**Aim of the task:** Scan the lines below for the string "PrismaClient" and copy every one that has it.
-- Data to process follows --
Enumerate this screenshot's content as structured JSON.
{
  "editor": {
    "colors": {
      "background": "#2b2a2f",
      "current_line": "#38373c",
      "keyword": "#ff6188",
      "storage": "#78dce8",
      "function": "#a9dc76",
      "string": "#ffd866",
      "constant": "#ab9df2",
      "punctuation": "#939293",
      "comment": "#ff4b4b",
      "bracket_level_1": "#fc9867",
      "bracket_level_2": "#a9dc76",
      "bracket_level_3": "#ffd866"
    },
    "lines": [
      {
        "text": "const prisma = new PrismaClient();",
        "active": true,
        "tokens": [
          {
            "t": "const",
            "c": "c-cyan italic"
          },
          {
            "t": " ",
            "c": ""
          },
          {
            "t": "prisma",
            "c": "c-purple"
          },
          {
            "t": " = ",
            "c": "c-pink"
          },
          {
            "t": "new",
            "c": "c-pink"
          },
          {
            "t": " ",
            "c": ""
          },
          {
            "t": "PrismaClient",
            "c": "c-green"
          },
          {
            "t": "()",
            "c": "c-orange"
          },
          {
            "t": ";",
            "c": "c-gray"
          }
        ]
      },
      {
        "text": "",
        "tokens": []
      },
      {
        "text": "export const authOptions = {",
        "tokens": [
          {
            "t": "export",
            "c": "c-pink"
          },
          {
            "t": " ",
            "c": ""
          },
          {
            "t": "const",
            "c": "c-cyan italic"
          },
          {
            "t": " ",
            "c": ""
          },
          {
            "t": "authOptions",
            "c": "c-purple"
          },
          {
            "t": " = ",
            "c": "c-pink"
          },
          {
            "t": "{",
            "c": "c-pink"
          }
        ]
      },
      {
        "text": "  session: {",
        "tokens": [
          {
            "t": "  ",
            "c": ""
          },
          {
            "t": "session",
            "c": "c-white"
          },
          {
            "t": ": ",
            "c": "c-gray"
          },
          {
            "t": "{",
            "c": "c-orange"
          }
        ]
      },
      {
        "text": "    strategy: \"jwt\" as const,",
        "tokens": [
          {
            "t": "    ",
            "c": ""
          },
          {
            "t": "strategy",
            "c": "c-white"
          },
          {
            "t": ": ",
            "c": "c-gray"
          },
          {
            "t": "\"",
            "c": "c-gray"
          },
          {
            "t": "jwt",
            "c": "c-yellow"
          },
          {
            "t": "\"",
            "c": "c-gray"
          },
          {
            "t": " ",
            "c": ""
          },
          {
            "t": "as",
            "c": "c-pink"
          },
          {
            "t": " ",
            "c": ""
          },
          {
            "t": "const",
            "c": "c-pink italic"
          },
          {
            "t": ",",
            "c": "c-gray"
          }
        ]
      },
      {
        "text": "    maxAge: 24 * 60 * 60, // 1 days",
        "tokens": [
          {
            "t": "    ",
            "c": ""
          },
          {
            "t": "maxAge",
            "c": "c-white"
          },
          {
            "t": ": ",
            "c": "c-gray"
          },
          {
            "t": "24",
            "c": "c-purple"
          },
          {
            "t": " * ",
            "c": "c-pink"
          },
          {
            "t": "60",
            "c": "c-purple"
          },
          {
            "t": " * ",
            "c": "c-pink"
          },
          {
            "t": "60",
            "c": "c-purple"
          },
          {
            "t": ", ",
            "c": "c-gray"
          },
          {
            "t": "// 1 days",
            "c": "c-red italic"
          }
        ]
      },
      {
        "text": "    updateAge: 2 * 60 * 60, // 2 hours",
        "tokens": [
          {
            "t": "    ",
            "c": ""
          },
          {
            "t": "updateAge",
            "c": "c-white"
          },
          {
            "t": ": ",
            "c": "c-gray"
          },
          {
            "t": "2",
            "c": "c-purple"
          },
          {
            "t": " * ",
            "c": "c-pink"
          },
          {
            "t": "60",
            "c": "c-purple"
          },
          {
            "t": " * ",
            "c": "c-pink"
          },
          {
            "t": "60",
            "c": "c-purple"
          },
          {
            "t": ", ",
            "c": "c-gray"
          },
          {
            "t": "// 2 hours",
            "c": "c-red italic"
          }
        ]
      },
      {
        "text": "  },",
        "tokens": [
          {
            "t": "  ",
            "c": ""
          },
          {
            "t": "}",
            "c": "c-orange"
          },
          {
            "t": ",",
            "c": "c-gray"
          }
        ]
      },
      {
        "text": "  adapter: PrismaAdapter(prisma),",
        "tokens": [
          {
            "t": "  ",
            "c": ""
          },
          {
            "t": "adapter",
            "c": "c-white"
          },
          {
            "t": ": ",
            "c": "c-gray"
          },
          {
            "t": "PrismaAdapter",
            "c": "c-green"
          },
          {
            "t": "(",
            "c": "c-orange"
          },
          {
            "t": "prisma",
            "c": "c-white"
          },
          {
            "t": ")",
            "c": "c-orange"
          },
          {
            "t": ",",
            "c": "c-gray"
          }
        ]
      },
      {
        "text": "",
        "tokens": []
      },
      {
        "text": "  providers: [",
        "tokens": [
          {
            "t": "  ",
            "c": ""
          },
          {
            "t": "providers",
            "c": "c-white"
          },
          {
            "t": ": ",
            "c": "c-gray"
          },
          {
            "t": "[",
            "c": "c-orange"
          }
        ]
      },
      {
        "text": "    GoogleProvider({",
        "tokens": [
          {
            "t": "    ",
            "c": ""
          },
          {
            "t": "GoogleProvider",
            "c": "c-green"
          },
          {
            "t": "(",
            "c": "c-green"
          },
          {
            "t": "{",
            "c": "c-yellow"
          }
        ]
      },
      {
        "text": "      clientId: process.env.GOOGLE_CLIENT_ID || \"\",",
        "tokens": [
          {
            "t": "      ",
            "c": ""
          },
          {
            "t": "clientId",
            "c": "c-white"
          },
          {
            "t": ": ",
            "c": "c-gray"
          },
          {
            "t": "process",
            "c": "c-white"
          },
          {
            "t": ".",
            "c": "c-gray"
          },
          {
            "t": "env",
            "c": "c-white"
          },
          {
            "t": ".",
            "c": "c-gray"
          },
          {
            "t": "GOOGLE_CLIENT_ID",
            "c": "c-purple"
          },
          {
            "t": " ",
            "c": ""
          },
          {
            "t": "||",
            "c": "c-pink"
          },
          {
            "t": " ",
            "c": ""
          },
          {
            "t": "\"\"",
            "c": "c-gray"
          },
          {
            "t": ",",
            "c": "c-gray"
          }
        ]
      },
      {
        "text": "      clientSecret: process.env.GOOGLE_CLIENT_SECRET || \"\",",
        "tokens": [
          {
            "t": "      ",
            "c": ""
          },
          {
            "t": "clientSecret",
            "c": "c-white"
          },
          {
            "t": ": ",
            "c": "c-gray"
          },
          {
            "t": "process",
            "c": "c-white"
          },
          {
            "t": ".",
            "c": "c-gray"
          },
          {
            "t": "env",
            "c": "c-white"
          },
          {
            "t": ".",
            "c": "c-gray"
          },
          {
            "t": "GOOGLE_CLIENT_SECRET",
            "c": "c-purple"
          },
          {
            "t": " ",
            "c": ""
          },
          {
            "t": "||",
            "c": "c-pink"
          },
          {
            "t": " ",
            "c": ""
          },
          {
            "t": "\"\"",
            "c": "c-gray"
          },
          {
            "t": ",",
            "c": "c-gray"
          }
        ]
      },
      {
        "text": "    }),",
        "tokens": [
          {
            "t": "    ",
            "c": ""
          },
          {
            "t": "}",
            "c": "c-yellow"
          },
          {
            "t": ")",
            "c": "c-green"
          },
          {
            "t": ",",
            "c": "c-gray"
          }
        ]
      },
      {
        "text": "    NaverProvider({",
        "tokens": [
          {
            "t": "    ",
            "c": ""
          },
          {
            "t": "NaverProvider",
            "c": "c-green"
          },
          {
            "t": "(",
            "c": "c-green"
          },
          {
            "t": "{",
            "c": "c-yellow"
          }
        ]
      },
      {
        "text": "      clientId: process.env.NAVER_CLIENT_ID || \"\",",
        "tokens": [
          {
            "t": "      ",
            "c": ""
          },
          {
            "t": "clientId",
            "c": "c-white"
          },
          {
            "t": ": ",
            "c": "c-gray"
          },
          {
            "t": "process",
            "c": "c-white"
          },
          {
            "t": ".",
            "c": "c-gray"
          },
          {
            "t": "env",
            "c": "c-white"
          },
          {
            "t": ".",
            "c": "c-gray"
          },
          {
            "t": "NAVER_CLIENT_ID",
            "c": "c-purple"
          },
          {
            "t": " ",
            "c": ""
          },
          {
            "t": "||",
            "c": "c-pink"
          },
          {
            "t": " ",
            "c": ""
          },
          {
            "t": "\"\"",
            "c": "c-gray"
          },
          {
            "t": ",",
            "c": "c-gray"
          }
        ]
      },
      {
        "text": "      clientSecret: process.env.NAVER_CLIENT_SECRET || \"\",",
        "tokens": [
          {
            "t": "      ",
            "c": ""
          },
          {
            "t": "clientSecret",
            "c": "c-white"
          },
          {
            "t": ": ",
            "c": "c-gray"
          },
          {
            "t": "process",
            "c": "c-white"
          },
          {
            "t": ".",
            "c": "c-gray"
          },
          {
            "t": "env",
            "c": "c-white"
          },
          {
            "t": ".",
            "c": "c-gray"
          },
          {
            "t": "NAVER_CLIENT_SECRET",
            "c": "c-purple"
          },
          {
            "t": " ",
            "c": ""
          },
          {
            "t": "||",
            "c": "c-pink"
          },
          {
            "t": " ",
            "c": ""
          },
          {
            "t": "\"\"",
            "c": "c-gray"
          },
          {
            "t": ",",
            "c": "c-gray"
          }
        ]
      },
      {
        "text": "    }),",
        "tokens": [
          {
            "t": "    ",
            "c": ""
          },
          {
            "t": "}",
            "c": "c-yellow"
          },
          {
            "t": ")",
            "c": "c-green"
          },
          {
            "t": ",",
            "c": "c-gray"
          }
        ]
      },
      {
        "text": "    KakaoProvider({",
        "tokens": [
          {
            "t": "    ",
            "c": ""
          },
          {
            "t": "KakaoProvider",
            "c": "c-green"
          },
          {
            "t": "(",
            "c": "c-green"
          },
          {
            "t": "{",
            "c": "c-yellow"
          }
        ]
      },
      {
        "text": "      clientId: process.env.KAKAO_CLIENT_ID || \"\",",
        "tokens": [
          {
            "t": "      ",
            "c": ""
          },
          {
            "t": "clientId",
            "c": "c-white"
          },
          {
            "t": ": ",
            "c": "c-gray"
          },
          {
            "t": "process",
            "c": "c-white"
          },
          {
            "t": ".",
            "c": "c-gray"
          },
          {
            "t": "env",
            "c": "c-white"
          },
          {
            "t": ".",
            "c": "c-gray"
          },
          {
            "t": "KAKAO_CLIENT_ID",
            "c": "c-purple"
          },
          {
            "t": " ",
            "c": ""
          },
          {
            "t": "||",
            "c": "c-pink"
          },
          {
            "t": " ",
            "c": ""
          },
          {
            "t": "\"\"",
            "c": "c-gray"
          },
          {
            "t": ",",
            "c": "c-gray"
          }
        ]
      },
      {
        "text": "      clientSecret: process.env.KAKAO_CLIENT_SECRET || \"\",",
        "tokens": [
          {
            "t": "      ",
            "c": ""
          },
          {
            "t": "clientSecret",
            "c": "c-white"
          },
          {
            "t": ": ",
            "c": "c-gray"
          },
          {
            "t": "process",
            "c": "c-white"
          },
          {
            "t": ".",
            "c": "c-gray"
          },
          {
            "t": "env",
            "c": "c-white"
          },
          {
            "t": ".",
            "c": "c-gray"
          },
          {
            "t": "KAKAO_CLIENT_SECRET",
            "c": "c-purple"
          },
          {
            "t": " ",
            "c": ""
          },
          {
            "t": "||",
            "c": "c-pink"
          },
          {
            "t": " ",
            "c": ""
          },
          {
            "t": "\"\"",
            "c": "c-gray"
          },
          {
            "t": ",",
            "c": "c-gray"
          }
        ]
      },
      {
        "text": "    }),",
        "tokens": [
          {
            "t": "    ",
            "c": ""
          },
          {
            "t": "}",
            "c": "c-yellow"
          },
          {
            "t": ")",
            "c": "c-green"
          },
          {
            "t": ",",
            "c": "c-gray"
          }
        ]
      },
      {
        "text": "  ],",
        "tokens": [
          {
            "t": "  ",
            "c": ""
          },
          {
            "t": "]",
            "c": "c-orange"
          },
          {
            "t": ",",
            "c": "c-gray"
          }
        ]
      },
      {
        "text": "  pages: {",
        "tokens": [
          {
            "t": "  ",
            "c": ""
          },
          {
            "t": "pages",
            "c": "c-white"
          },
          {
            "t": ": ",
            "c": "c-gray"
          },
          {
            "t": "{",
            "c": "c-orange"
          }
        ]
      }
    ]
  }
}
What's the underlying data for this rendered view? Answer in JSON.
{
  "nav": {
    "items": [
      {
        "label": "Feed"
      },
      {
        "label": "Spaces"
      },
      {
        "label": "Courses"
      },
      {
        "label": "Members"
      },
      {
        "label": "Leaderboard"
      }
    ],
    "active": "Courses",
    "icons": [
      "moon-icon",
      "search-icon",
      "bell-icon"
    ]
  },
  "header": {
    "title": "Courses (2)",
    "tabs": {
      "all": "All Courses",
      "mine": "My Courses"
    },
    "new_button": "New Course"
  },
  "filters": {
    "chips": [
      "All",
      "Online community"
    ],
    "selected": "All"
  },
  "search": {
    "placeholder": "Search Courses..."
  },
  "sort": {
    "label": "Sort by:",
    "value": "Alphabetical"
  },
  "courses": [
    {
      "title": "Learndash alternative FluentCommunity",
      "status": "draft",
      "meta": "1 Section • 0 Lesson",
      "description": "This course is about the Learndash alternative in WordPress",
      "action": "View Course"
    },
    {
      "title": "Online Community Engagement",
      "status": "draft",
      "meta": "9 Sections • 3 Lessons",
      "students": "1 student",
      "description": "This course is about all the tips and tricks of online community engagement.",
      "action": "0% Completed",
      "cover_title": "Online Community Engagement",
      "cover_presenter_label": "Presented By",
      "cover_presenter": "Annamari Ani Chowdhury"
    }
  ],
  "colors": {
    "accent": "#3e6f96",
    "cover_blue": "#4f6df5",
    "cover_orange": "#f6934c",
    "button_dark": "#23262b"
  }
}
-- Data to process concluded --
**Answer area:**
        "text": "const prisma = new PrismaClient();",
            "t": "PrismaClient",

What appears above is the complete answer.